This commentary is being provided to you as general information only and should not be taken as investment advice. The opinions expressed in these materials represent the personal views of the author(s). It is not investment research or a research recommendation, as it does not constitute substantive research or analysis. Any action that you take as a result of information contained in this document is ultimately your responsibility. Epsilon Theory will not accept liability for any loss or damage, including without limitation to any loss of profit, which may arise directly or indirectly from use of or reliance on such information. Consult your investment advisor before making any investment decisions. It must be noted, that no one can accurately predict the future of the market with certainty or guarantee future investment performance. Past performance is not a guarantee of future results.

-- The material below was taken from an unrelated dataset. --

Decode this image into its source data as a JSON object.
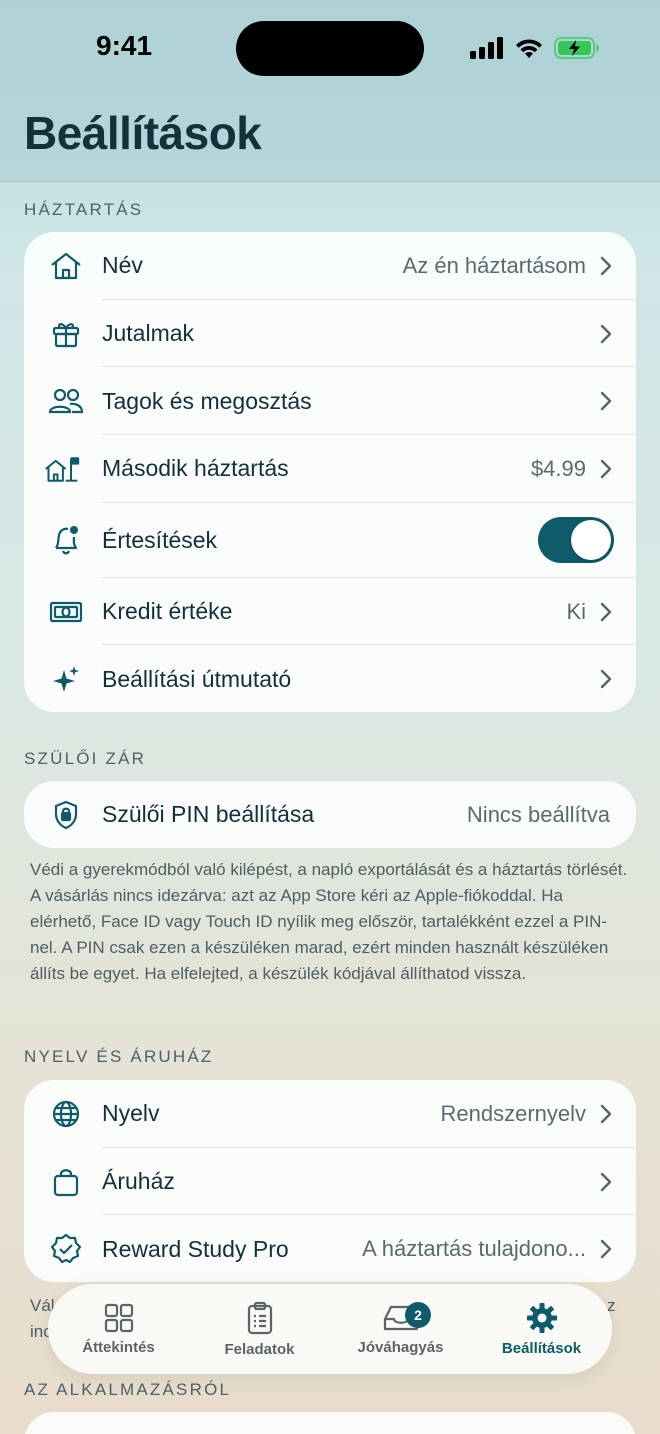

Statements in this communication are forward-looking statements. The forward-looking statements and other views expressed herein are as of the date of this publication. Actual future results or occurrences may differ significantly from those anticipated in any forward-looking statements, and there is no guarantee that any predictions will come to pass. The views expressed herein are subject to change at any time, due to numerous market and other factors. Epsilon Theory disclaims any obligation to update publicly or revise any forward-looking statements or views expressed herein. This information is neither an offer to sell nor a solicitation of any offer to buy any securities. This commentary has been prepared without regard to the individual financial circumstances and objectives of persons who receive it. Epsilon Theory recommends that investors independently evaluate particular investments and strategies, and encourages investors to seek the advice of a financial advisor. The appropriateness of a particular investment or strategy will depend on an investor’s individual circumstances and objectives.